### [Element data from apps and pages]
================

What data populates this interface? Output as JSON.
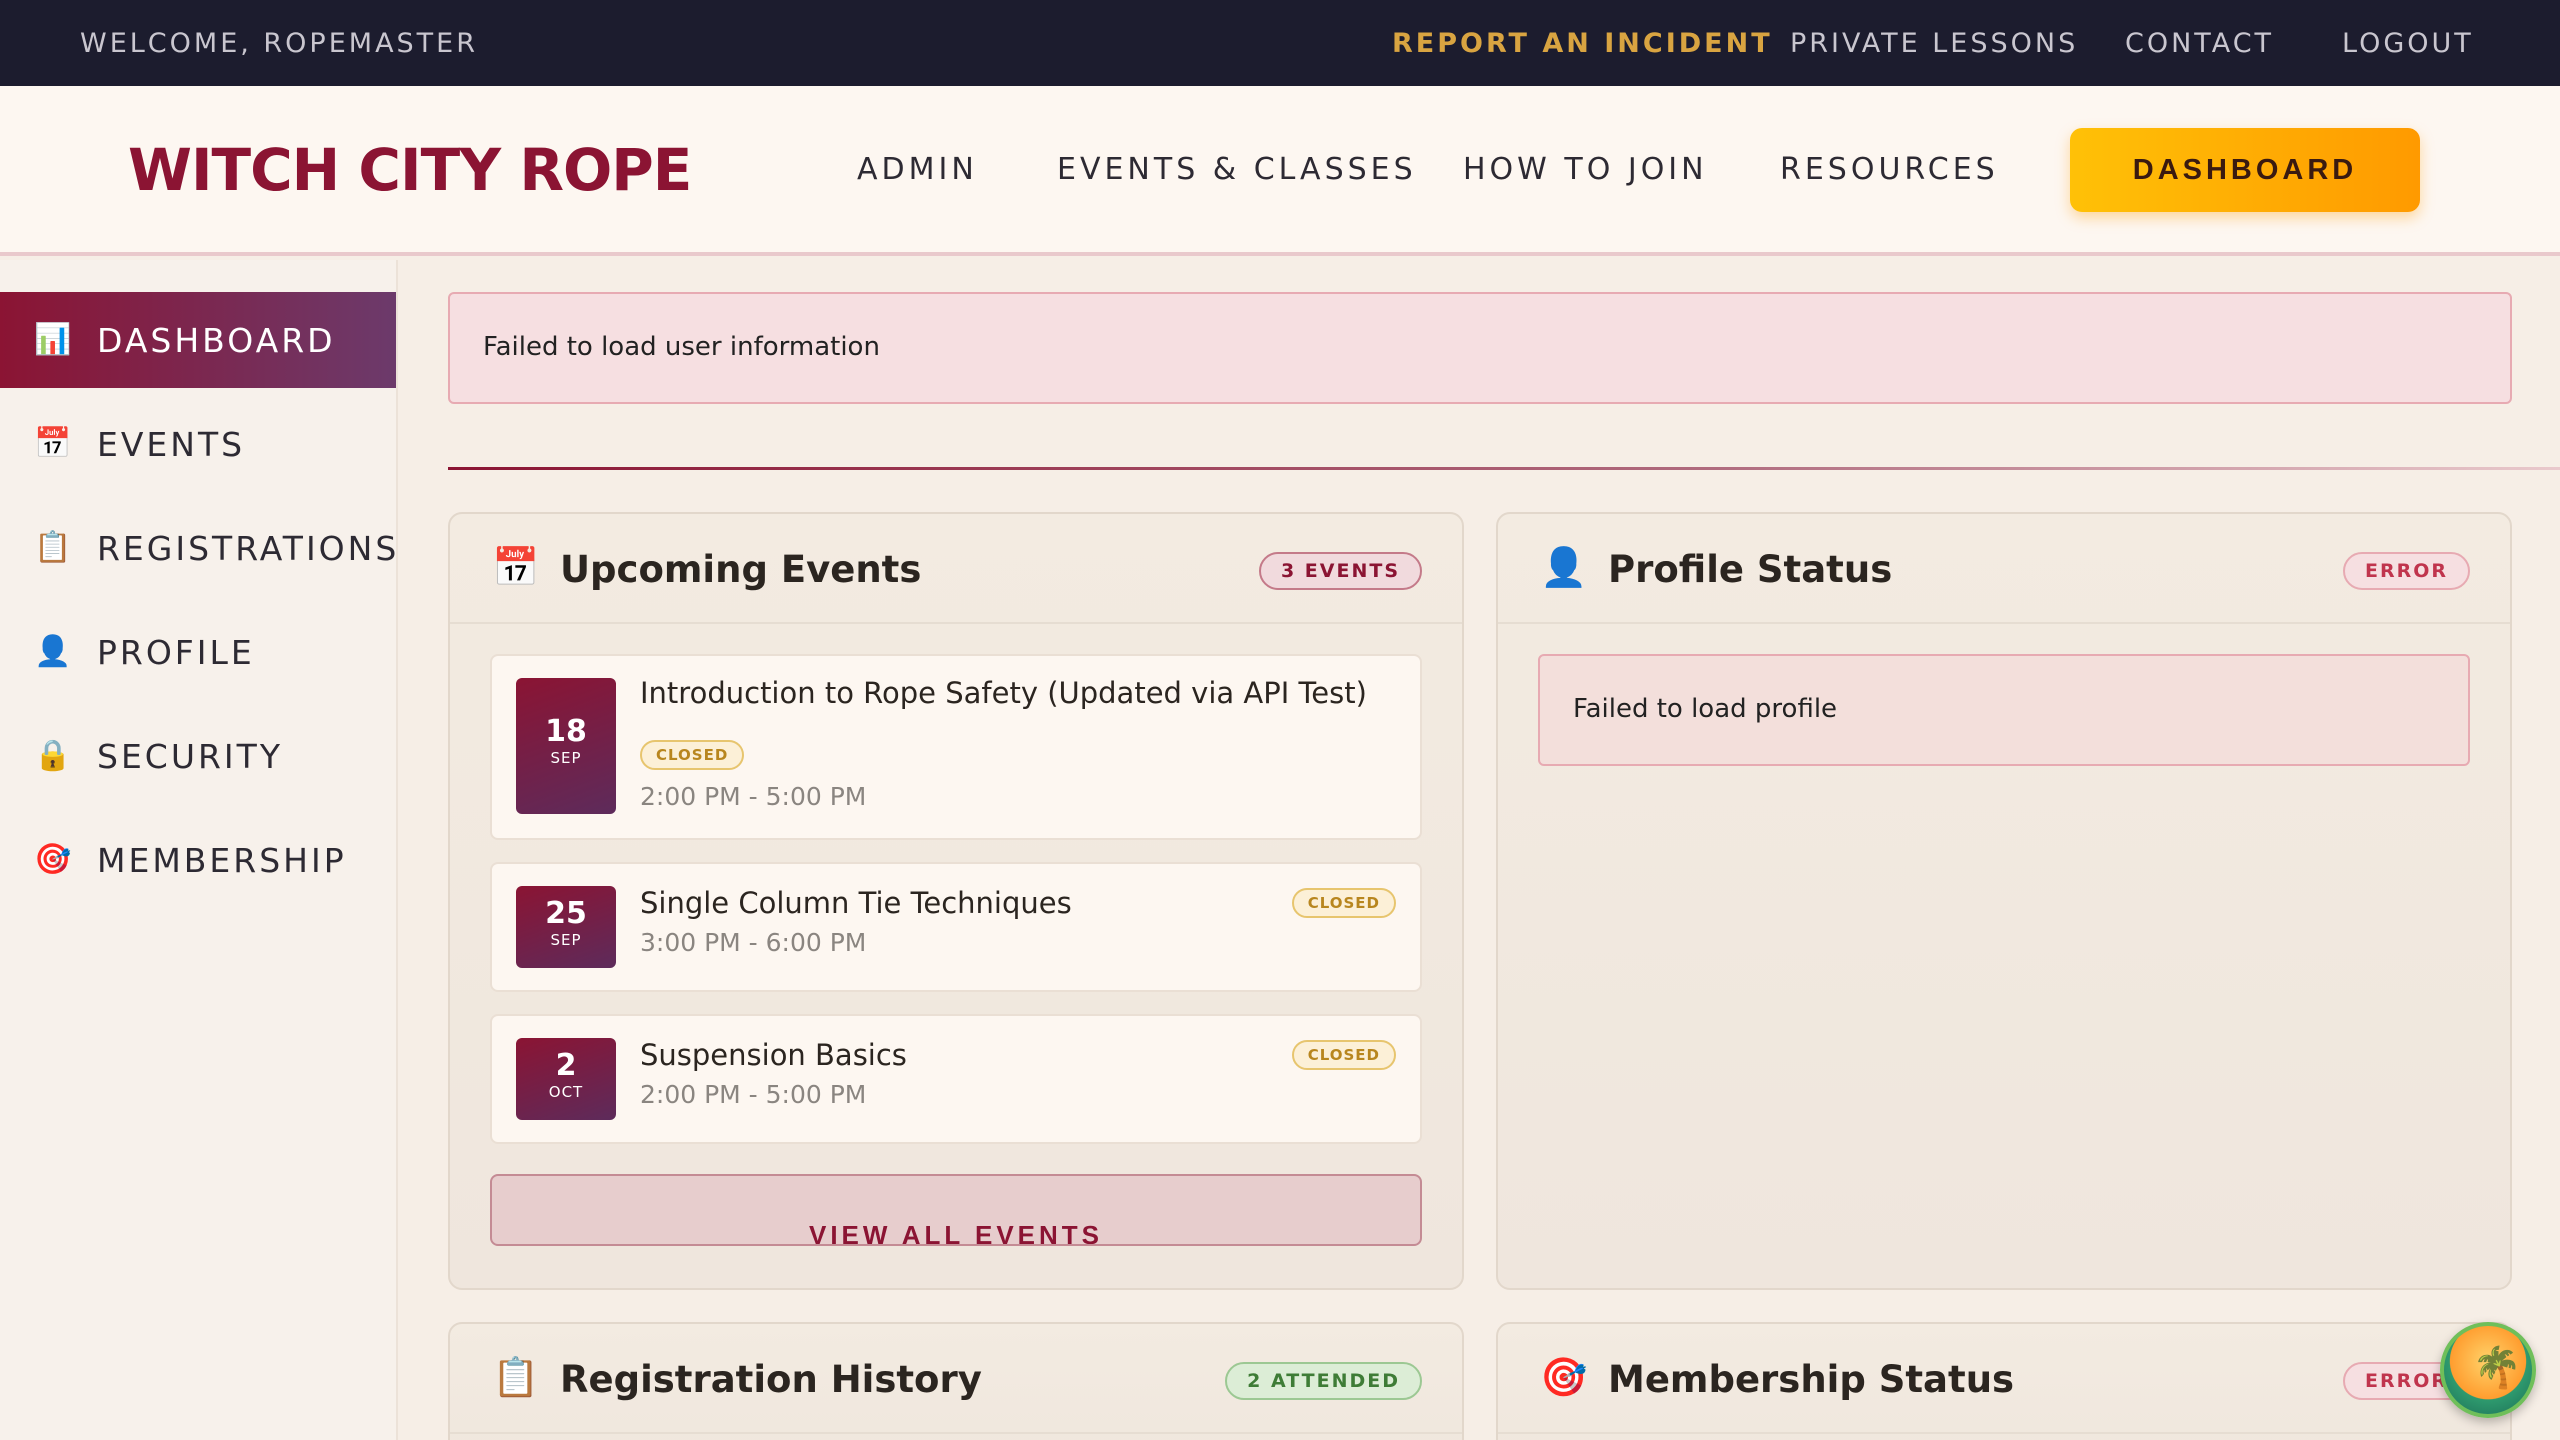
{
  "utility": {
    "welcome": "WELCOME, ROPEMASTER",
    "links": [
      "REPORT AN INCIDENT",
      "PRIVATE LESSONS",
      "CONTACT",
      "LOGOUT"
    ]
  },
  "header": {
    "brand": "WITCH CITY ROPE",
    "nav": [
      "ADMIN",
      "EVENTS & CLASSES",
      "HOW TO JOIN",
      "RESOURCES"
    ],
    "cta": "DASHBOARD"
  },
  "sidebar": {
    "items": [
      {
        "label": "DASHBOARD",
        "icon": "📊",
        "active": true
      },
      {
        "label": "EVENTS",
        "icon": "📅"
      },
      {
        "label": "REGISTRATIONS",
        "icon": "📋"
      },
      {
        "label": "PROFILE",
        "icon": "👤"
      },
      {
        "label": "SECURITY",
        "icon": "🔒"
      },
      {
        "label": "MEMBERSHIP",
        "icon": "🎯"
      }
    ]
  },
  "alert": {
    "message": "Failed to load user information"
  },
  "upcoming": {
    "title": "Upcoming Events",
    "icon": "📅",
    "badge": "3 EVENTS",
    "events": [
      {
        "day": "18",
        "month": "SEP",
        "title": "Introduction to Rope Safety (Updated via API Test)",
        "status": "CLOSED",
        "time": "2:00 PM - 5:00 PM"
      },
      {
        "day": "25",
        "month": "SEP",
        "title": "Single Column Tie Techniques",
        "status": "CLOSED",
        "time": "3:00 PM - 6:00 PM"
      },
      {
        "day": "2",
        "month": "OCT",
        "title": "Suspension Basics",
        "status": "CLOSED",
        "time": "2:00 PM - 5:00 PM"
      }
    ],
    "view_all": "VIEW ALL EVENTS"
  },
  "profile": {
    "title": "Profile Status",
    "icon": "👤",
    "badge": "ERROR",
    "error": "Failed to load profile"
  },
  "registration": {
    "title": "Registration History",
    "icon": "📋",
    "badge": "2 ATTENDED"
  },
  "membership": {
    "title": "Membership Status",
    "icon": "🎯",
    "badge": "ERROR"
  },
  "fab": {
    "icon": "🌴"
  },
  "colors": {
    "brand": "#8b1433",
    "utility_bg": "#1c1c2e",
    "incident": "#d9a441",
    "cta_start": "#ffc107",
    "cta_end": "#ff9a00"
  }
}
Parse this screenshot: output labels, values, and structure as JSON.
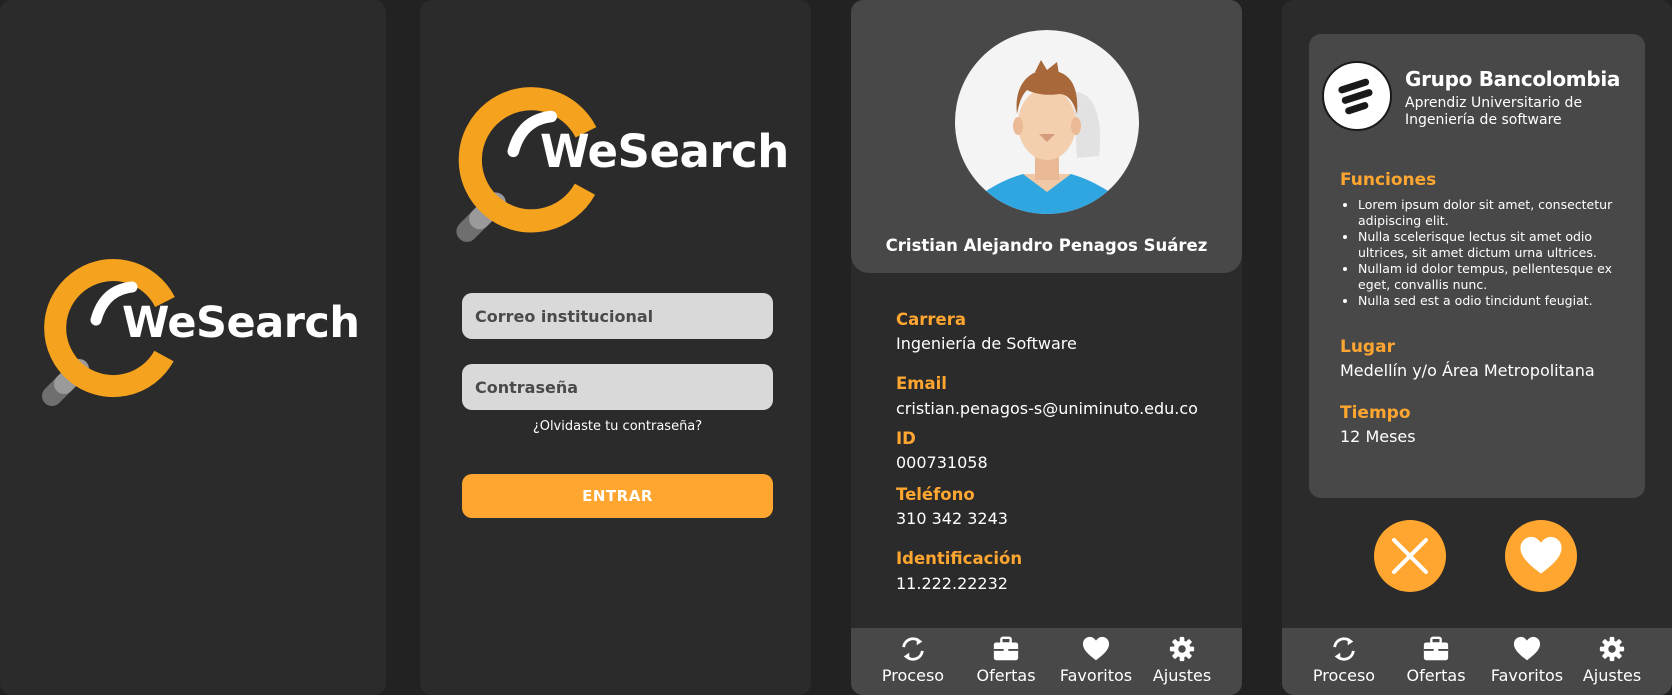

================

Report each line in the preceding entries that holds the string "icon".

### [THE ANSWER]
        "icon": "📊",
        "icon": "📅"
        "icon": "📋"
        "icon": "👤"
        "icon": "🔒"
        "icon": "🎯"
    "icon": "📅",
    "icon": "👤",
    "icon": "📋",
    "icon": "🎯",
    "icon": "🌴"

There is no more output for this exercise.